Mo Farah training secrets
For many of us, the idea of regularly running well over 100 miles a week and staying injury-free is inconceivable. But, for the most part, that’s exactly what Mo Farah has achieved in recent years under the expert tutelage of Alberto Salazar.
What secrets lie within the Mo Farah training routine and can they explain his successful avoidance of injuries?
Below we set out 7 key characteristics of the Farah training regime. These go some way to explaining Farah’s consistent success. And they provide something of a blueprint for everyday runners, looking to improve performance while evading some of the more common running aches, pains and strains.
7 Low-impact training
Two years ago, Mo Farah revealed in a Runner’s World interview the role that low-impact training, and underwater running in particular, was playing in his training programme under the guidance of Salazar.
Farah described how the underwater treadmill allowed him to notch up extra miles, while reducing the risk of any overuse injuries.
In the words of the middle-distance runner:
…If you feel any niggles or if you’ve already clocked up more than 100 miles that week, you can just add a few extra miles on the side. I probably use it three or four times a week now…
Take a look at the video below to see Farah putting the underwater treadmill through its paces in training.
At the time of the Runner’s World interview, a couple of years ago, underwater running was a new experience for Farah. But, for training partner Galen Rupp, the underwater treadmill has now been part of his training regime for an entire decade.
In Rupp’s view, underwater running has enabled him to increase his strength, working his feet and leg muscles hard by using the resistance of the water. An added benefit is that he has been able to recover from hard workouts by running in water – which, it is argued, serves to increase circulation and support the recovery of tired muscles – rather than restricting himself to complete rest.
Remarkably, Rupp has remained almost entirely free of injury during this period.
Check out the full Rupp explanation in the video below:
A further insight, revealing clearly Alberto Salazar’s focus on low-impact training to minimise injury risk, is provided by Caitlin Chock.
Chock was the first US high school girl to run the 5000m in under 16 minutes. And in 2004, while still a teenager, Chock joined Salazar at the Nike Oregon Project in 2004.
In an article for Runner’s World, Chock described the coach’s attempts to find new ways to lessen the risk of injury.

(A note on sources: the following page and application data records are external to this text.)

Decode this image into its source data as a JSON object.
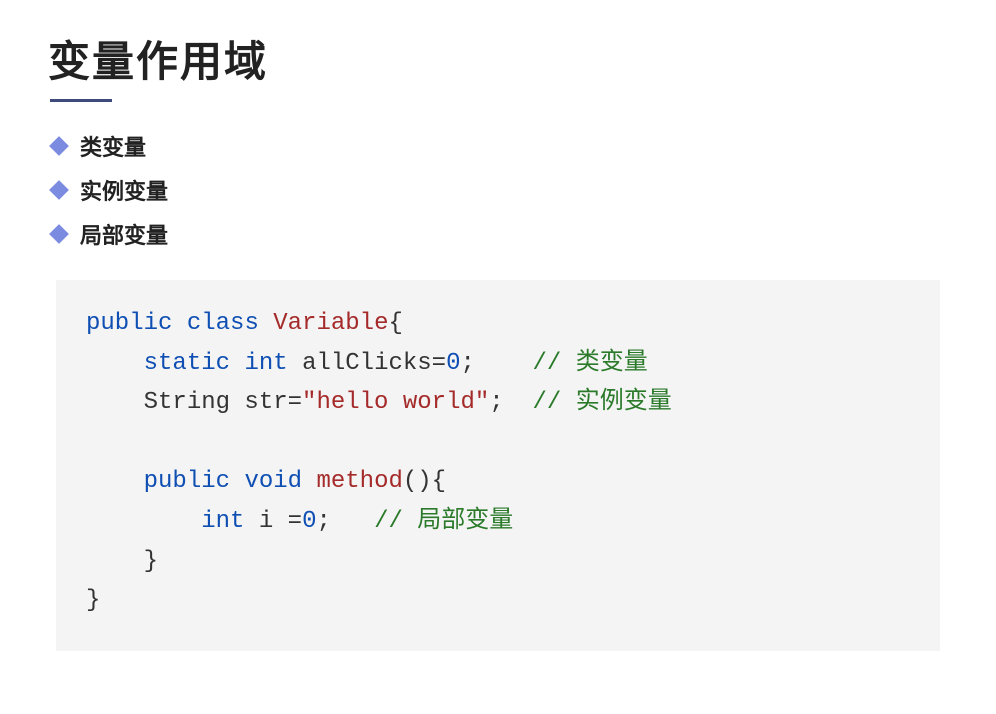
{
  "title": "变量作用域",
  "bullets": [
    {
      "label": "类变量"
    },
    {
      "label": "实例变量"
    },
    {
      "label": "局部变量"
    }
  ],
  "code": {
    "line1_kw1": "public",
    "line1_kw2": "class",
    "line1_cls": "Variable",
    "line1_brace": "{",
    "line2_kw1": "static",
    "line2_kw2": "int",
    "line2_ident": "allClicks=",
    "line2_num": "0",
    "line2_semi": ";",
    "line2_cmt": "// 类变量",
    "line3_type": "String str=",
    "line3_str": "\"hello world\"",
    "line3_semi": ";",
    "line3_cmt": "// 实例变量",
    "line5_kw1": "public",
    "line5_kw2": "void",
    "line5_method": "method",
    "line5_parens": "(){",
    "line6_kw": "int",
    "line6_ident": "i =",
    "line6_num": "0",
    "line6_semi": ";",
    "line6_cmt": "// 局部变量",
    "line7_brace": "}",
    "line8_brace": "}"
  }
}
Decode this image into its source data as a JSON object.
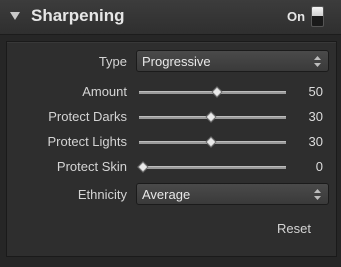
{
  "header": {
    "title": "Sharpening",
    "on_label": "On",
    "toggle_on": true
  },
  "controls": {
    "type": {
      "label": "Type",
      "value": "Progressive"
    },
    "amount": {
      "label": "Amount",
      "value": "50",
      "level": 0.5
    },
    "protect_darks": {
      "label": "Protect Darks",
      "value": "30",
      "level": 0.46
    },
    "protect_lights": {
      "label": "Protect Lights",
      "value": "30",
      "level": 0.46
    },
    "protect_skin": {
      "label": "Protect Skin",
      "value": "0",
      "level": 0.0
    },
    "ethnicity": {
      "label": "Ethnicity",
      "value": "Average"
    }
  },
  "reset_label": "Reset",
  "icons": {
    "collapse": "triangle-down-icon",
    "stepper": "up-down-stepper-icon"
  },
  "colors": {
    "panel_bg": "#2e2e2e",
    "text": "#d4d4d4",
    "track": "#9a9a9a",
    "thumb": "#e9e9e9"
  }
}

…In the Nike Oregon Project, underwater treadmills are most heavily used for the second, shorter run of the day, to get more miles minus the pounding. They were great…until the day the anti-gravity treadmills arrived; those, to be honest, are heavenly. I was able to run on a stress reaction (near-fracture) without doing any damage. For retaining running-specific fitness during injury they are invaluable…

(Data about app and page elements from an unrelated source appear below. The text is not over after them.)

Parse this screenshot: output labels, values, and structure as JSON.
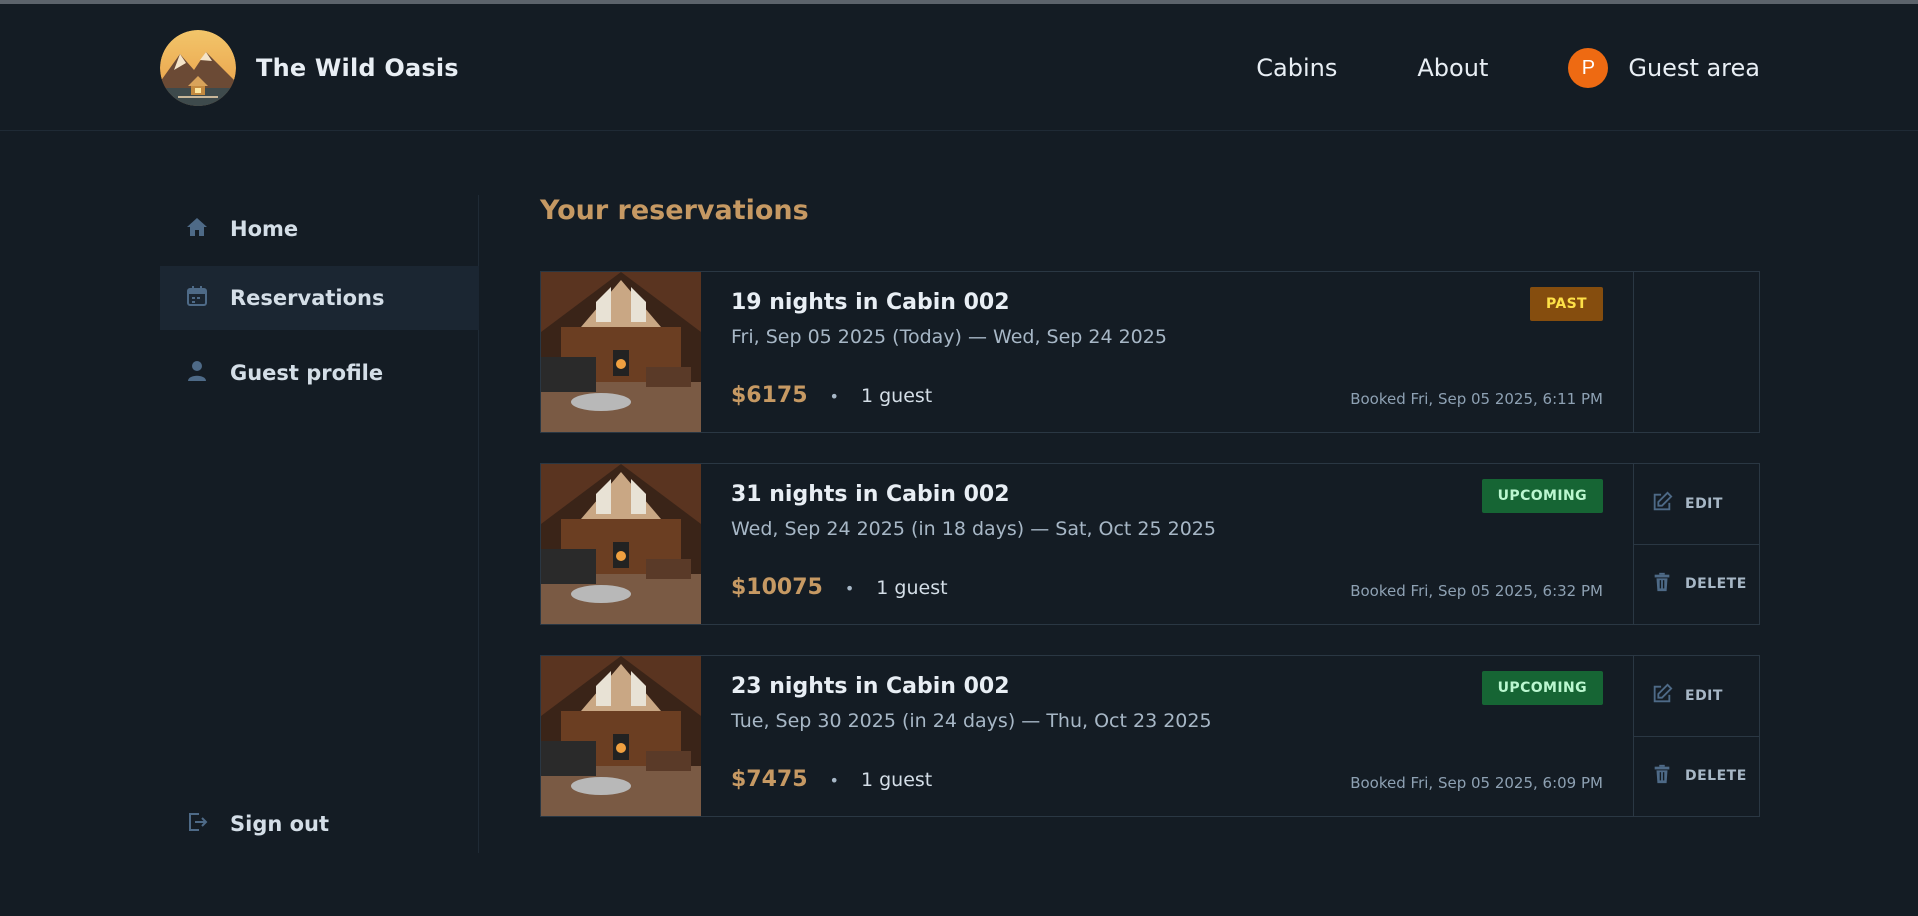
{
  "app": {
    "name": "The Wild Oasis",
    "logo_icon": "mountain-cabin-logo"
  },
  "nav": {
    "cabins": "Cabins",
    "about": "About",
    "guest_initial": "P",
    "guest_area": "Guest area"
  },
  "sidebar": {
    "items": [
      {
        "label": "Home",
        "icon": "home-icon"
      },
      {
        "label": "Reservations",
        "icon": "calendar-icon"
      },
      {
        "label": "Guest profile",
        "icon": "user-icon"
      }
    ],
    "signout": "Sign out"
  },
  "page": {
    "title": "Your reservations"
  },
  "reservations": [
    {
      "title": "19 nights in Cabin 002",
      "dates": "Fri, Sep 05 2025 (Today) — Wed, Sep 24 2025",
      "price": "$6175",
      "separator": "•",
      "guests": "1 guest",
      "booked": "Booked Fri, Sep 05 2025, 6:11 PM",
      "status": "PAST"
    },
    {
      "title": "31 nights in Cabin 002",
      "dates": "Wed, Sep 24 2025 (in 18 days) — Sat, Oct 25 2025",
      "price": "$10075",
      "separator": "•",
      "guests": "1 guest",
      "booked": "Booked Fri, Sep 05 2025, 6:32 PM",
      "status": "UPCOMING",
      "edit": "EDIT",
      "delete": "DELETE"
    },
    {
      "title": "23 nights in Cabin 002",
      "dates": "Tue, Sep 30 2025 (in 24 days) — Thu, Oct 23 2025",
      "price": "$7475",
      "separator": "•",
      "guests": "1 guest",
      "booked": "Booked Fri, Sep 05 2025, 6:09 PM",
      "status": "UPCOMING",
      "edit": "EDIT",
      "delete": "DELETE"
    }
  ],
  "colors": {
    "background": "#141c24",
    "accent": "#c69963",
    "avatar": "#ee6a12",
    "past_badge": "#854d0e",
    "upcoming_badge": "#166534"
  }
}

Salazar’s insatiable appetite for cutting-edge equipment for his runners is illustrated by one simple fact – the coach claims he was the one to buy the very first four prototypes of the AlterG underwater treadmill.

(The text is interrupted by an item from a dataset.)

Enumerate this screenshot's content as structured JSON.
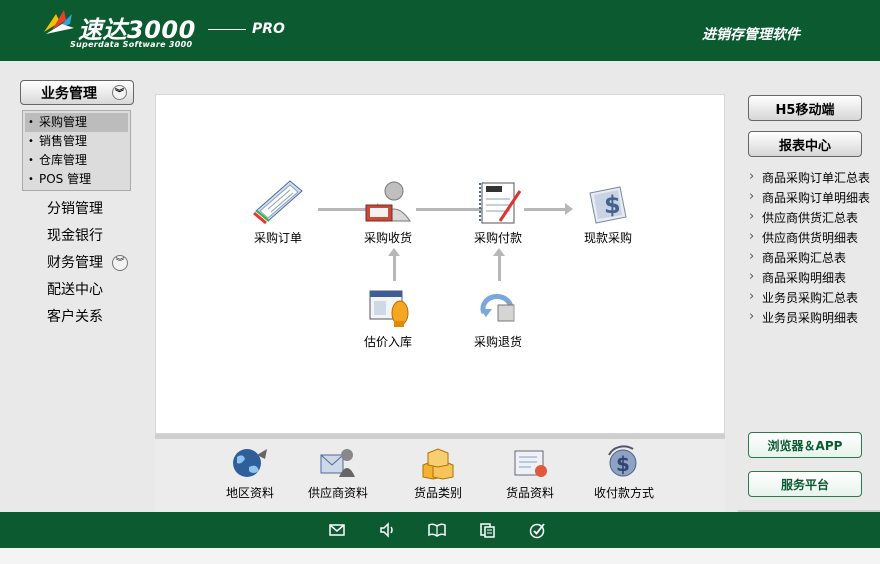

Check out the video below for more on the Alberto Salazar approach to low-impact training, including his use of the anti-gravity AlterG treadmill.